_Your task_.
Please count the lines of the data that contain "from" and state only the total.

START Source material

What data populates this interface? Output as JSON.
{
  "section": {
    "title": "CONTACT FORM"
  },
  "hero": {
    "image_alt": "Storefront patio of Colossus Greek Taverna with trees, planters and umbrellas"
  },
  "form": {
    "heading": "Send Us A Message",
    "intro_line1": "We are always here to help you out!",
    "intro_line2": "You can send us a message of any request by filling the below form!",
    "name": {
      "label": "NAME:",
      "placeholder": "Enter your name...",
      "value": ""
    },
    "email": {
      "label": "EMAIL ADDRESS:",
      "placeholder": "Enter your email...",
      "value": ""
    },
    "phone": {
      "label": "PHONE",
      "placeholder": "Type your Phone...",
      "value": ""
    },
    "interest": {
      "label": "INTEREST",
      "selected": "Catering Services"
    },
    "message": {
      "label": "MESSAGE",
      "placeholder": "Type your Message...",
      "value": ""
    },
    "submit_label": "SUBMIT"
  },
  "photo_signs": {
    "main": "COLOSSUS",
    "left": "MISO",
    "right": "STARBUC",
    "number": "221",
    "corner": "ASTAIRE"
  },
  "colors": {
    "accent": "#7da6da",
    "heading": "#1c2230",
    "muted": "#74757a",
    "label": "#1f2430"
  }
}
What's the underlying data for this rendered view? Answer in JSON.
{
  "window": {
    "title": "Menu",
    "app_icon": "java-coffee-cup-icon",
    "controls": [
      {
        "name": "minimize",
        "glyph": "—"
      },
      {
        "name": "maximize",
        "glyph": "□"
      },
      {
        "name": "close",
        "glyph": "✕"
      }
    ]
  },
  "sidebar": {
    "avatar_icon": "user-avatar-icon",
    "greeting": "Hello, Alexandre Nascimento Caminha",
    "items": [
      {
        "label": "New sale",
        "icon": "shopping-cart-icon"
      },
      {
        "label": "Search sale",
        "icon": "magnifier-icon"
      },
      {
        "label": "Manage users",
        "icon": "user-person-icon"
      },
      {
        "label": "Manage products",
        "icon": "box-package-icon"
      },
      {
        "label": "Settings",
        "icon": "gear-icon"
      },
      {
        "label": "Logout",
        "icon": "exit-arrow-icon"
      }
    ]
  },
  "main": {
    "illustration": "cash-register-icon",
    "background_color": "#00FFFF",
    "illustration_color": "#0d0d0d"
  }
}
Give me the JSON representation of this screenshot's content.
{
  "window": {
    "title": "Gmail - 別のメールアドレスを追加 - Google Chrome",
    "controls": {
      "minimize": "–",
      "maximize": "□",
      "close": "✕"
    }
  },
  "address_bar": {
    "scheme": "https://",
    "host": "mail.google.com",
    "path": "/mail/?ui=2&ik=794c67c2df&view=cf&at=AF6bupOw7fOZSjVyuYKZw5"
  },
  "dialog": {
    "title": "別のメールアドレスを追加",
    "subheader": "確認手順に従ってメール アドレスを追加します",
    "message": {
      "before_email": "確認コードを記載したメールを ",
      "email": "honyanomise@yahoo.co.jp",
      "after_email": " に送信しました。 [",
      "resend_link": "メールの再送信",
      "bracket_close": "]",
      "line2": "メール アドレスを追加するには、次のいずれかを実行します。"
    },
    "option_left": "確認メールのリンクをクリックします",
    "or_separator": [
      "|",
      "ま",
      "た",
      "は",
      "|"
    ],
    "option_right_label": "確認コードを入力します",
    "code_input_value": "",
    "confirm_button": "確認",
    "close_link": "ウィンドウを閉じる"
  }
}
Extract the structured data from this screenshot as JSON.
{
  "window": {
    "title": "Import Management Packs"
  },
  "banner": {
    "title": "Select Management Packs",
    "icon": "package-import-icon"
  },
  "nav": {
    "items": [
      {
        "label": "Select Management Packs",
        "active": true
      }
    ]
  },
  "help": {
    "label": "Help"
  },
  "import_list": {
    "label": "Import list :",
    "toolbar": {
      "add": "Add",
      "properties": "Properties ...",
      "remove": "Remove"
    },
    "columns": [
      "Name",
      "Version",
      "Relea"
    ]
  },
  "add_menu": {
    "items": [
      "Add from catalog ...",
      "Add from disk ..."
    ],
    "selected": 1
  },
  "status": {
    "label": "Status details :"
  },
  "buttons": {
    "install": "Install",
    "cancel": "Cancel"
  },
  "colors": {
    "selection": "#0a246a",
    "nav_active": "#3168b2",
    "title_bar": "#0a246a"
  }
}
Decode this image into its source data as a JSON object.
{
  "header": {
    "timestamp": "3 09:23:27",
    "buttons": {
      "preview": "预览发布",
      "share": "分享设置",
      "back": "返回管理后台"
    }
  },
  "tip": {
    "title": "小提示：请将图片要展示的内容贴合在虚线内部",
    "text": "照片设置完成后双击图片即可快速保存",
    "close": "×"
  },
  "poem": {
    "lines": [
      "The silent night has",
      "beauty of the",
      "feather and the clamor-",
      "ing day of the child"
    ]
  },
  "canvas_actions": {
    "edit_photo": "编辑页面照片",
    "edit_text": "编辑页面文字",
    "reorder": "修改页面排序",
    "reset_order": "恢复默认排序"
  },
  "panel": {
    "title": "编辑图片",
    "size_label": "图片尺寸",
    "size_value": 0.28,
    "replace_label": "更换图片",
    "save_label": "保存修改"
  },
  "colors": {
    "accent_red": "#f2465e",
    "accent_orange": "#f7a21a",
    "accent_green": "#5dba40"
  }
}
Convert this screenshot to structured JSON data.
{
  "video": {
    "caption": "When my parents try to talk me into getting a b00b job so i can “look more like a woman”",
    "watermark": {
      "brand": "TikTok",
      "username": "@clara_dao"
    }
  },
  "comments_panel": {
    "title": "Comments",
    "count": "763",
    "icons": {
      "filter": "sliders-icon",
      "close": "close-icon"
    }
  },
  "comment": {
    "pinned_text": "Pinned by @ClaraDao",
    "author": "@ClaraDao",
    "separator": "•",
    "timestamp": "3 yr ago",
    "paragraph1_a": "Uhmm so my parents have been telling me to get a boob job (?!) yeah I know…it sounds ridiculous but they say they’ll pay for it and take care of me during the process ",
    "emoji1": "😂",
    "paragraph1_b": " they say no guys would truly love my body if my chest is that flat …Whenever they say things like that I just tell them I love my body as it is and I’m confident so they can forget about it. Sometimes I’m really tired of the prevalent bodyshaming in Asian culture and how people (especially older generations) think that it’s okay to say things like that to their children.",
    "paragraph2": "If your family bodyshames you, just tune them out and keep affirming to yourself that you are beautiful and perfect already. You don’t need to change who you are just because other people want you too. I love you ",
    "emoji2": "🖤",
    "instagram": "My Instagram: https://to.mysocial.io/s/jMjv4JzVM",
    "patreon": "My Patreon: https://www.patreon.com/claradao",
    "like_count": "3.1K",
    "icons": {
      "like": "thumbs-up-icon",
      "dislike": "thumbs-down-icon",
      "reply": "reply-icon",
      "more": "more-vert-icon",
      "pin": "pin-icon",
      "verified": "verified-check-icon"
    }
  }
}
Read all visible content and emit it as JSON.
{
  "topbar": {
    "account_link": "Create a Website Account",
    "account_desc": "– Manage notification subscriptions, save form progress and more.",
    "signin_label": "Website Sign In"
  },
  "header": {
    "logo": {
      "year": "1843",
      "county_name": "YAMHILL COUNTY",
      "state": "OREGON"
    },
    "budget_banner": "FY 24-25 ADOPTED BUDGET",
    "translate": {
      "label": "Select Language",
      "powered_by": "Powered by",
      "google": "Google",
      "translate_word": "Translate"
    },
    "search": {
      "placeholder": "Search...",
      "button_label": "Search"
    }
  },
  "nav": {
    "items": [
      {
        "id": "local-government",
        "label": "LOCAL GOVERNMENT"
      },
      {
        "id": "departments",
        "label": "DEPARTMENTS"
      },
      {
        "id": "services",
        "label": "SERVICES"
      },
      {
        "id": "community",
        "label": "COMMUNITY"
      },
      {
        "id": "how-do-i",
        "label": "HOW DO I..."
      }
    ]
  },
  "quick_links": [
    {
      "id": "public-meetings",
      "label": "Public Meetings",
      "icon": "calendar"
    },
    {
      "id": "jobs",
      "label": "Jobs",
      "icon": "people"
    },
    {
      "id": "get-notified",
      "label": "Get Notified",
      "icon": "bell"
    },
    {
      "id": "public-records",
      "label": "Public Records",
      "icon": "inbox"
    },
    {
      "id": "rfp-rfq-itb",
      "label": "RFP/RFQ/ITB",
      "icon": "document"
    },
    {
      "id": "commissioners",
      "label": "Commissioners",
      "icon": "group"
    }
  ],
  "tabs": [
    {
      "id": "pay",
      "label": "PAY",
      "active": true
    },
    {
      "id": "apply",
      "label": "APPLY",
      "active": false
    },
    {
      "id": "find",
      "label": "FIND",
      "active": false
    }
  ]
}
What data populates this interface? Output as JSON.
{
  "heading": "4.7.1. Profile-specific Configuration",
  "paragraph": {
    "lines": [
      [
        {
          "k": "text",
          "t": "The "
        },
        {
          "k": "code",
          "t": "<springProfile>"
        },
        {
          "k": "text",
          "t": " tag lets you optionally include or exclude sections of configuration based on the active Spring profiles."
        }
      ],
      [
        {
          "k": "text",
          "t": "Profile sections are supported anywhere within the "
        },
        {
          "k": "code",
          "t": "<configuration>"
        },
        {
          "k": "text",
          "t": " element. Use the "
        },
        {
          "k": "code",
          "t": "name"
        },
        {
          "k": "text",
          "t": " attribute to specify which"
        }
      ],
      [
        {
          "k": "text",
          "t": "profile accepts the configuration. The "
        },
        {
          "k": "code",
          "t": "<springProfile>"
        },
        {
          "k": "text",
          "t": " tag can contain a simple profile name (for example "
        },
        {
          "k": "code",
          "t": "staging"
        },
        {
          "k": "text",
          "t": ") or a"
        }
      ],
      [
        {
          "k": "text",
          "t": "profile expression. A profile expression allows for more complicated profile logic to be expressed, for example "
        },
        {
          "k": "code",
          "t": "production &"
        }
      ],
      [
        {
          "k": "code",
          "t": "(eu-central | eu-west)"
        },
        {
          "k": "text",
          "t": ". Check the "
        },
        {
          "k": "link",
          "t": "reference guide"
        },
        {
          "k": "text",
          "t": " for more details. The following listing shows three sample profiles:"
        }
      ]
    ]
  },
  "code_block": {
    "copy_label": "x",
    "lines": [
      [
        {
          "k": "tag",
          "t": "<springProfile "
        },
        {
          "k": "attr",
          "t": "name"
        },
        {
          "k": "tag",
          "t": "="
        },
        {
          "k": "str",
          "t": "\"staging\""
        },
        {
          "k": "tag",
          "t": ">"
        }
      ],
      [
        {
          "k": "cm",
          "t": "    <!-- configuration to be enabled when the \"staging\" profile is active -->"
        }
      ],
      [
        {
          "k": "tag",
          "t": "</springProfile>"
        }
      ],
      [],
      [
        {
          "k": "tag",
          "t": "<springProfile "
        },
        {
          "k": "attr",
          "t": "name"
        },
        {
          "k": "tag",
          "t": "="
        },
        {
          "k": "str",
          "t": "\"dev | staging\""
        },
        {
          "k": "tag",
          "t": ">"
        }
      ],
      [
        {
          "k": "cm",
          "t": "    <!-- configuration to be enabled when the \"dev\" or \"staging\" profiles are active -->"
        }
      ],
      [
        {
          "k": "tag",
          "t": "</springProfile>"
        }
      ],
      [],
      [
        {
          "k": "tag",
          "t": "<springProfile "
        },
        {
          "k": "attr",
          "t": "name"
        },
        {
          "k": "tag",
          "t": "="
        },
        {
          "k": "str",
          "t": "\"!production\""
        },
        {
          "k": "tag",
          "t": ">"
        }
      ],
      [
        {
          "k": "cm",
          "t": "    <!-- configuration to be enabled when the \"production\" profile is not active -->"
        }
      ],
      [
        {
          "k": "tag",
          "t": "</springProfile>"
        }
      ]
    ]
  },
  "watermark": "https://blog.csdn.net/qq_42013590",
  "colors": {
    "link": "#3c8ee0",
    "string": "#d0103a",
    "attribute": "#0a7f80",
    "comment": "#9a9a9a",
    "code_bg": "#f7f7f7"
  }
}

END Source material

_Response area_.
3